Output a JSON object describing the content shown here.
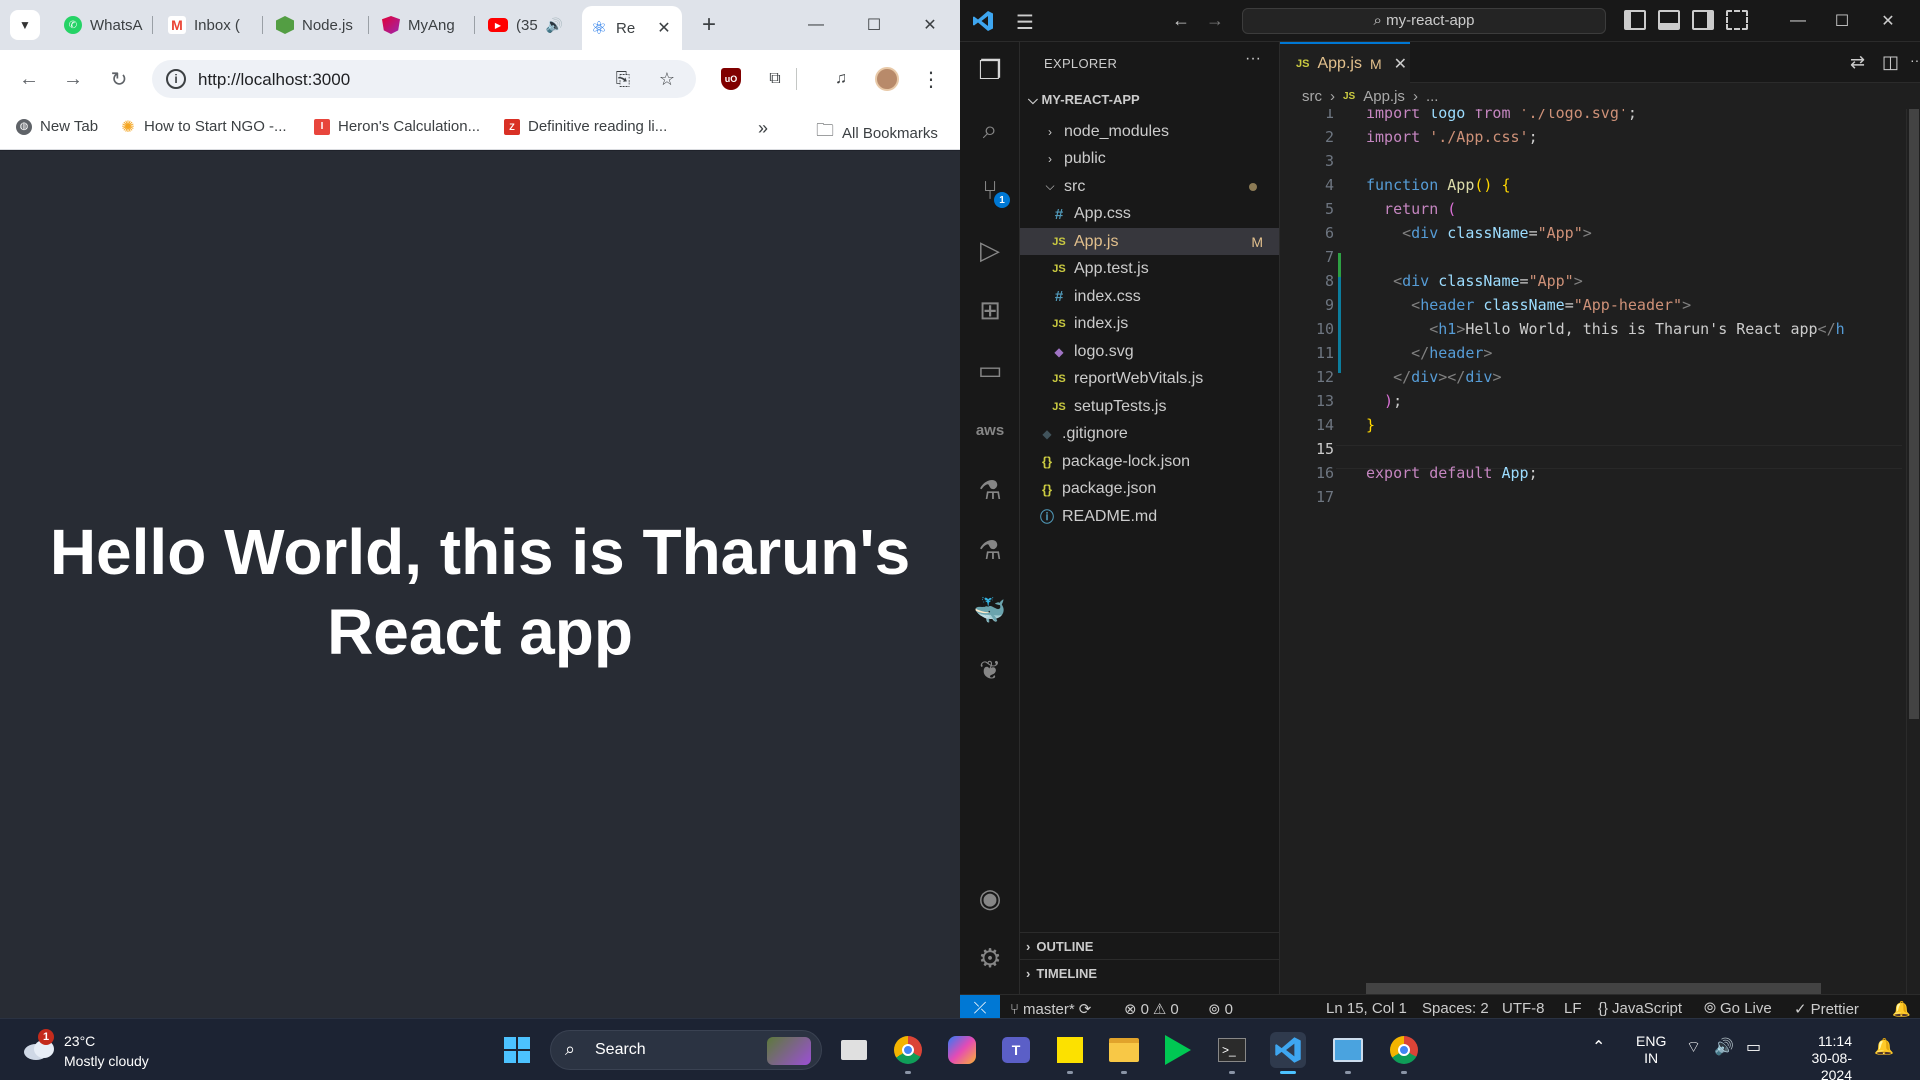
{
  "chrome": {
    "tabs": [
      {
        "label": "WhatsA",
        "icon": "whatsapp-icon"
      },
      {
        "label": "Inbox (",
        "icon": "gmail-icon"
      },
      {
        "label": "Node.js",
        "icon": "nodejs-icon"
      },
      {
        "label": "MyAng",
        "icon": "angular-icon"
      },
      {
        "label": "(35",
        "icon": "youtube-icon"
      },
      {
        "label": "Re",
        "icon": "react-icon"
      }
    ],
    "url": "http://localhost:3000",
    "bookmarks": [
      {
        "label": "New Tab"
      },
      {
        "label": "How to Start NGO -..."
      },
      {
        "label": "Heron's Calculation..."
      },
      {
        "label": "Definitive reading li..."
      }
    ],
    "all_bookmarks": "All Bookmarks",
    "page_heading": "Hello World, this is Tharun's React app"
  },
  "vscode": {
    "command_center": "my-react-app",
    "explorer_title": "EXPLORER",
    "root": "MY-REACT-APP",
    "tree": [
      {
        "name": "node_modules",
        "kind": "folder"
      },
      {
        "name": "public",
        "kind": "folder"
      },
      {
        "name": "src",
        "kind": "folder-open"
      },
      {
        "name": "App.css",
        "kind": "css"
      },
      {
        "name": "App.js",
        "kind": "js",
        "badge": "M"
      },
      {
        "name": "App.test.js",
        "kind": "js"
      },
      {
        "name": "index.css",
        "kind": "css"
      },
      {
        "name": "index.js",
        "kind": "js"
      },
      {
        "name": "logo.svg",
        "kind": "svg"
      },
      {
        "name": "reportWebVitals.js",
        "kind": "js"
      },
      {
        "name": "setupTests.js",
        "kind": "js"
      },
      {
        "name": ".gitignore",
        "kind": "git"
      },
      {
        "name": "package-lock.json",
        "kind": "json"
      },
      {
        "name": "package.json",
        "kind": "json"
      },
      {
        "name": "README.md",
        "kind": "info"
      }
    ],
    "outline": "OUTLINE",
    "timeline": "TIMELINE",
    "editor_tab": {
      "name": "App.js",
      "badge": "M"
    },
    "breadcrumb": {
      "folder": "src",
      "file": "App.js",
      "rest": "..."
    },
    "line_numbers": [
      "1",
      "2",
      "3",
      "4",
      "5",
      "6",
      "7",
      "8",
      "9",
      "10",
      "11",
      "12",
      "13",
      "14",
      "15",
      "16",
      "17"
    ],
    "code": {
      "l1": {
        "kw": "import",
        "id": " logo ",
        "kw2": "from",
        "st": " './logo.svg'",
        "p": ";"
      },
      "l2": {
        "kw": "import",
        "st": " './App.css'",
        "p": ";"
      },
      "l4": {
        "kw": "function",
        "fn": " App",
        "br": "()",
        "p": " {"
      },
      "l5": {
        "kw": "  return",
        "br": " ("
      },
      "l6": {
        "gr1": "    <",
        "tg": "div",
        "id": " className",
        "p": "=",
        "st": "\"App\"",
        "gr2": ">"
      },
      "l8": {
        "gr1": "   <",
        "tg": "div",
        "id": " className",
        "p": "=",
        "st": "\"App\"",
        "gr2": ">"
      },
      "l9": {
        "gr1": "     <",
        "tg": "header",
        "id": " className",
        "p": "=",
        "st": "\"App-header\"",
        "gr2": ">"
      },
      "l10": {
        "gr1": "       <",
        "tg": "h1",
        "gr2": ">",
        "text": "Hello World, this is Tharun's React app",
        "gr3": "</",
        "tg2": "h"
      },
      "l11": {
        "gr1": "     </",
        "tg": "header",
        "gr2": ">"
      },
      "l12": {
        "gr1": "   </",
        "tg": "div",
        "gr2": "></",
        "tg2": "div",
        "gr3": ">"
      },
      "l13": {
        "br": "  )",
        "p": ";"
      },
      "l14": {
        "p": "}"
      },
      "l16": {
        "kw": "export",
        "kw2": " default",
        "id": " App",
        "p": ";"
      }
    },
    "status": {
      "branch": "master*",
      "errors": "0",
      "warnings": "0",
      "ports": "0",
      "position": "Ln 15, Col 1",
      "spaces": "Spaces: 2",
      "encoding": "UTF-8",
      "eol": "LF",
      "language": "JavaScript",
      "golive": "Go Live",
      "prettier": "Prettier"
    },
    "scm_badge": "1"
  },
  "taskbar": {
    "weather_badge": "1",
    "temperature": "23°C",
    "weather": "Mostly cloudy",
    "search": "Search",
    "lang_top": "ENG",
    "lang_bottom": "IN",
    "time": "11:14",
    "date": "30-08-2024"
  }
}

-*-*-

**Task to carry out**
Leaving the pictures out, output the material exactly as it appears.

**Written answer**
Output a JSON object describing the content shown here.
{
  "chrome": {
    "tabs": [
      {
        "label": "WhatsA",
        "icon": "whatsapp-icon"
      },
      {
        "label": "Inbox (",
        "icon": "gmail-icon"
      },
      {
        "label": "Node.js",
        "icon": "nodejs-icon"
      },
      {
        "label": "MyAng",
        "icon": "angular-icon"
      },
      {
        "label": "(35",
        "icon": "youtube-icon"
      },
      {
        "label": "Re",
        "icon": "react-icon"
      }
    ],
    "url": "http://localhost:3000",
    "bookmarks": [
      {
        "label": "New Tab"
      },
      {
        "label": "How to Start NGO -..."
      },
      {
        "label": "Heron's Calculation..."
      },
      {
        "label": "Definitive reading li..."
      }
    ],
    "all_bookmarks": "All Bookmarks",
    "page_heading": "Hello World, this is Tharun's React app"
  },
  "vscode": {
    "command_center": "my-react-app",
    "explorer_title": "EXPLORER",
    "root": "MY-REACT-APP",
    "tree": [
      {
        "name": "node_modules",
        "kind": "folder"
      },
      {
        "name": "public",
        "kind": "folder"
      },
      {
        "name": "src",
        "kind": "folder-open"
      },
      {
        "name": "App.css",
        "kind": "css"
      },
      {
        "name": "App.js",
        "kind": "js",
        "badge": "M"
      },
      {
        "name": "App.test.js",
        "kind": "js"
      },
      {
        "name": "index.css",
        "kind": "css"
      },
      {
        "name": "index.js",
        "kind": "js"
      },
      {
        "name": "logo.svg",
        "kind": "svg"
      },
      {
        "name": "reportWebVitals.js",
        "kind": "js"
      },
      {
        "name": "setupTests.js",
        "kind": "js"
      },
      {
        "name": ".gitignore",
        "kind": "git"
      },
      {
        "name": "package-lock.json",
        "kind": "json"
      },
      {
        "name": "package.json",
        "kind": "json"
      },
      {
        "name": "README.md",
        "kind": "info"
      }
    ],
    "outline": "OUTLINE",
    "timeline": "TIMELINE",
    "editor_tab": {
      "name": "App.js",
      "badge": "M"
    },
    "breadcrumb": {
      "folder": "src",
      "file": "App.js",
      "rest": "..."
    },
    "line_numbers": [
      "1",
      "2",
      "3",
      "4",
      "5",
      "6",
      "7",
      "8",
      "9",
      "10",
      "11",
      "12",
      "13",
      "14",
      "15",
      "16",
      "17"
    ],
    "code": {
      "l1": {
        "kw": "import",
        "id": " logo ",
        "kw2": "from",
        "st": " './logo.svg'",
        "p": ";"
      },
      "l2": {
        "kw": "import",
        "st": " './App.css'",
        "p": ";"
      },
      "l4": {
        "kw": "function",
        "fn": " App",
        "br": "()",
        "p": " {"
      },
      "l5": {
        "kw": "  return",
        "br": " ("
      },
      "l6": {
        "gr1": "    <",
        "tg": "div",
        "id": " className",
        "p": "=",
        "st": "\"App\"",
        "gr2": ">"
      },
      "l8": {
        "gr1": "   <",
        "tg": "div",
        "id": " className",
        "p": "=",
        "st": "\"App\"",
        "gr2": ">"
      },
      "l9": {
        "gr1": "     <",
        "tg": "header",
        "id": " className",
        "p": "=",
        "st": "\"App-header\"",
        "gr2": ">"
      },
      "l10": {
        "gr1": "       <",
        "tg": "h1",
        "gr2": ">",
        "text": "Hello World, this is Tharun's React app",
        "gr3": "</",
        "tg2": "h"
      },
      "l11": {
        "gr1": "     </",
        "tg": "header",
        "gr2": ">"
      },
      "l12": {
        "gr1": "   </",
        "tg": "div",
        "gr2": "></",
        "tg2": "div",
        "gr3": ">"
      },
      "l13": {
        "br": "  )",
        "p": ";"
      },
      "l14": {
        "p": "}"
      },
      "l16": {
        "kw": "export",
        "kw2": " default",
        "id": " App",
        "p": ";"
      }
    },
    "status": {
      "branch": "master*",
      "errors": "0",
      "warnings": "0",
      "ports": "0",
      "position": "Ln 15, Col 1",
      "spaces": "Spaces: 2",
      "encoding": "UTF-8",
      "eol": "LF",
      "language": "JavaScript",
      "golive": "Go Live",
      "prettier": "Prettier"
    },
    "scm_badge": "1"
  },
  "taskbar": {
    "weather_badge": "1",
    "temperature": "23°C",
    "weather": "Mostly cloudy",
    "search": "Search",
    "lang_top": "ENG",
    "lang_bottom": "IN",
    "time": "11:14",
    "date": "30-08-2024"
  }
}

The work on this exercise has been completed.